__EXERCISE DETAILS__
Collect every line below that contains the word "nCALL".
-------- RECORDS SHOWN
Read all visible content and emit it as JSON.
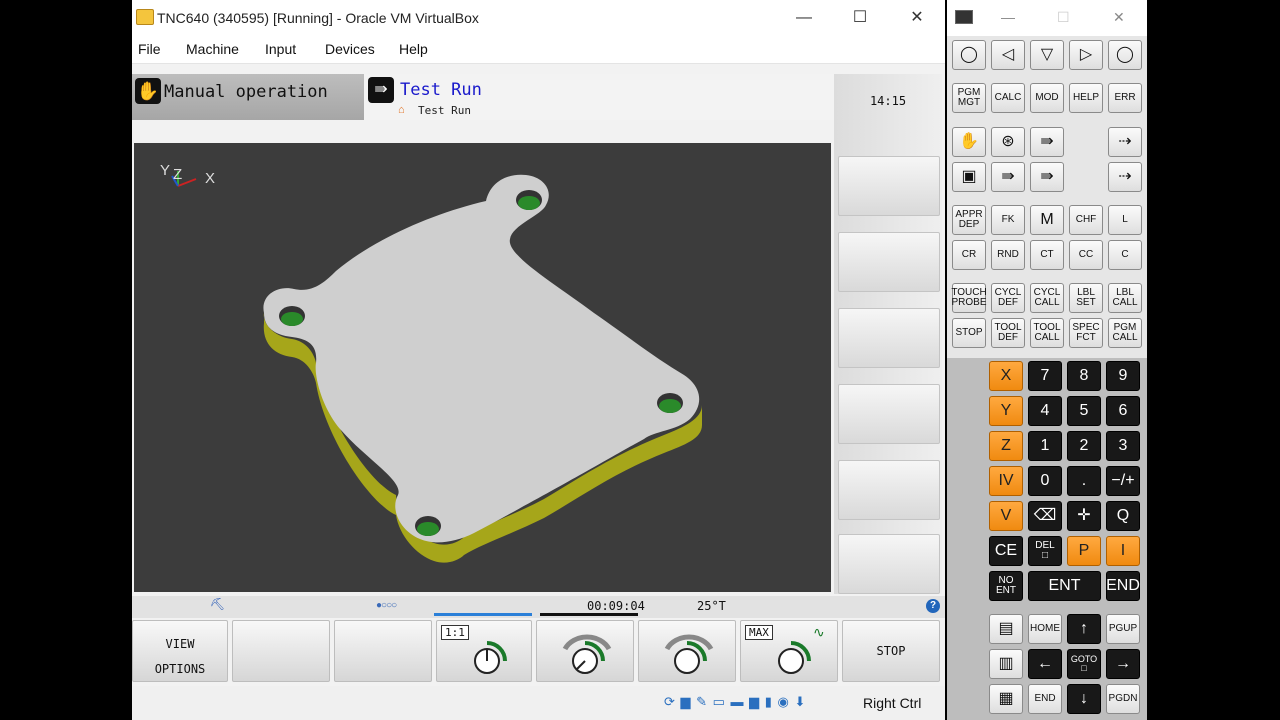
{
  "vbox": {
    "title": "TNC640 (340595) [Running] - Oracle VM VirtualBox",
    "controls": {
      "minimize": "—",
      "maximize": "☐",
      "close": "✕"
    },
    "menu": [
      "File",
      "Machine",
      "Input",
      "Devices",
      "Help"
    ],
    "host_key": "Right Ctrl"
  },
  "tnc": {
    "mode_machine": "Manual operation",
    "mode_program": "Test Run",
    "mode_program_sub": "Test Run",
    "clock": "14:15",
    "run_time": "00:09:04",
    "temperature": "25°T",
    "softkeys": {
      "view_options": [
        "VIEW",
        "OPTIONS"
      ],
      "stop": "STOP",
      "ratio_tag": "1:1",
      "max_tag": "MAX"
    },
    "axes": {
      "x": "X",
      "y": "Y",
      "z": "Z"
    },
    "help": "?"
  },
  "keyboard": {
    "row_nav": [
      "◯",
      "◁",
      "▽",
      "▷",
      "◯"
    ],
    "row_pgm": [
      "PGM\nMGT",
      "CALC",
      "MOD",
      "HELP",
      "ERR"
    ],
    "row_path": [
      "APPR\nDEP",
      "FK",
      "M",
      "CHF",
      "L"
    ],
    "row_path2": [
      "CR",
      "RND",
      "CT",
      "CC",
      "C"
    ],
    "row_cycl": [
      "TOUCH\nPROBE",
      "CYCL\nDEF",
      "CYCL\nCALL",
      "LBL\nSET",
      "LBL\nCALL"
    ],
    "row_tool": [
      "STOP",
      "TOOL\nDEF",
      "TOOL\nCALL",
      "SPEC\nFCT",
      "PGM\nCALL"
    ],
    "axes": [
      "X",
      "Y",
      "Z",
      "IV",
      "V"
    ],
    "digits": [
      [
        "7",
        "8",
        "9"
      ],
      [
        "4",
        "5",
        "6"
      ],
      [
        "1",
        "2",
        "3"
      ],
      [
        "0",
        ".",
        "−/+"
      ]
    ],
    "row_q": [
      "⌫",
      "✛",
      "Q"
    ],
    "ce": "CE",
    "del": "DEL\n□",
    "p": "P",
    "i": "I",
    "noent": "NO\nENT",
    "ent": "ENT",
    "end": "END",
    "home": "HOME",
    "pgup": "PGUP",
    "goto": "GOTO\n□",
    "end2": "END",
    "pgdn": "PGDN"
  }
}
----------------
__RESPONSE FOR THIS EXERCISE__
      "CYCL\nCALL",
      "LBL\nCALL"
      "TOOL\nCALL",
      "PGM\nCALL"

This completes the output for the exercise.